- In the upcoming multi-financial framework, more money will have to be allocated to the completion of the railway in TEN-T.
- The Commission needs additional tools to follow up the national plan of each member state in order to ensure that enough is done to complete the core and comprehensive railway network of the TEN-T. European funds that pay for studies and infrastructure should be seen as added money on top of the national money spent on infrastructure, not financial resources in order to replace national investments in infrastructure.
 TEN-T = Trans-European Transport Network
The TEN-T policy supports the completion of Priority Projects, representing high European added value, as well as projects of common interest and important traffic management systems. Multi-annual and annual work programmes set the specific objectives and priorities to be met.
 CEF = Connecting Europe Facility
The Connecting Europe Facility (CEF) should accelerate investment in the field of trans-European networks and leverage funding from both the public and the private sectors.

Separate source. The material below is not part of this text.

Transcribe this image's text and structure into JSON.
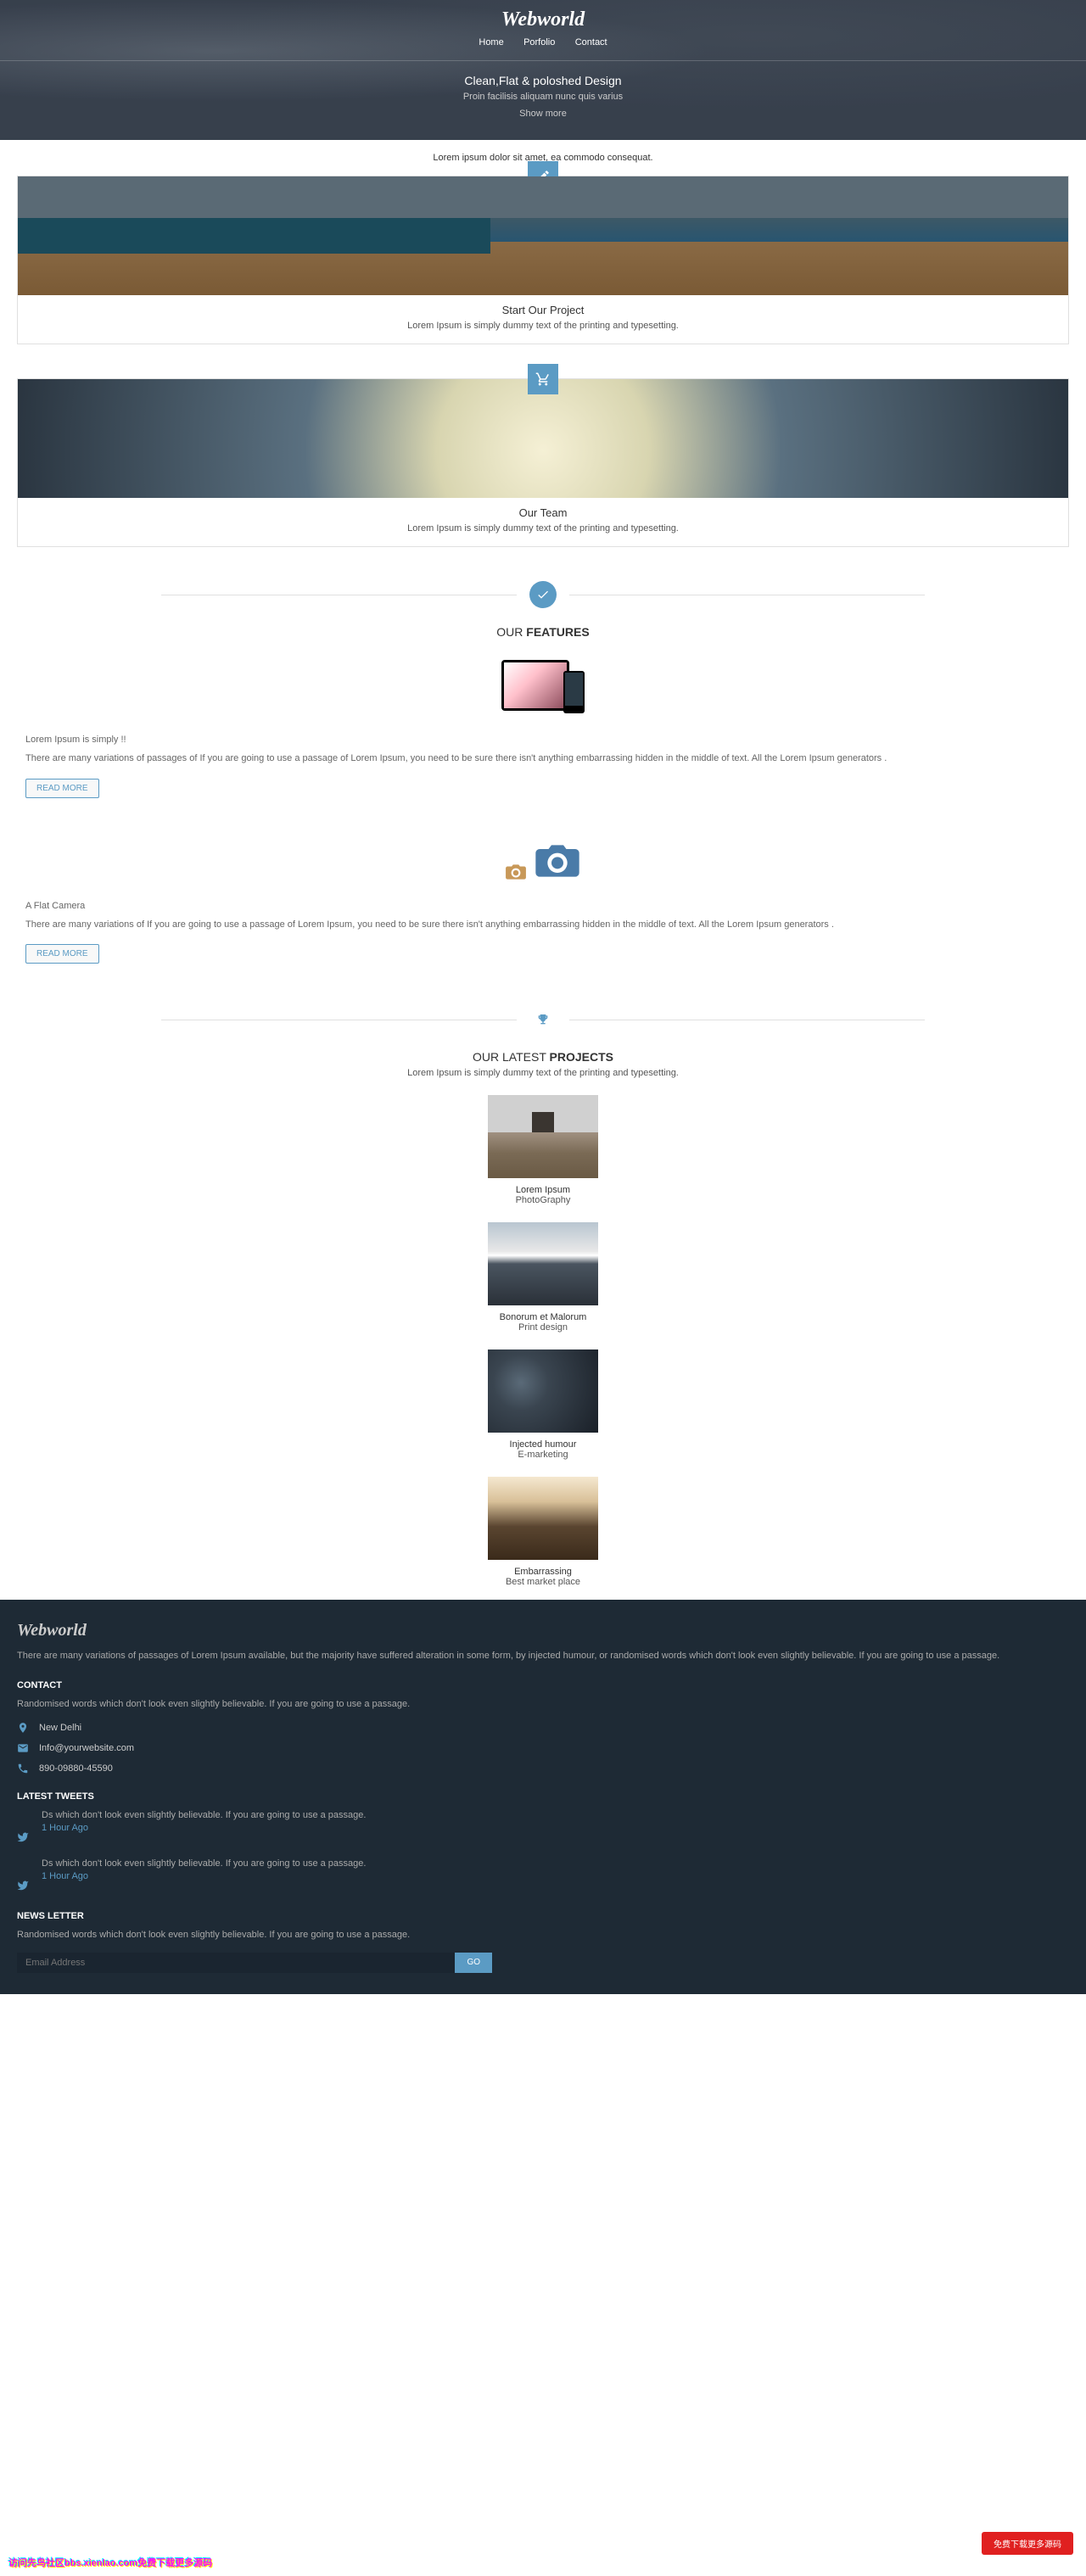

The CEF should enable synergies between the transport, telecommunications and energy sectors to be harnessed to the full.
 EIB = European Investment Bank
The EIB is the European Union's bank whose shareholders are the member states of the EU. It works closely with other EU institutions to implement EU policy and is the world’s largest international public lending institution.
 EFSI = European Fund for Strategic Investments (EFSI)
The European Fund for Strategic Investments (EFSI) is an initiative launched jointly by the EIB Group and the European Commission to help overcome the current investment gap in the EU by mobilising private financing for strategic investments in key areas such as infrastructure, education, research and innovation, as well as risk finance for small businesses.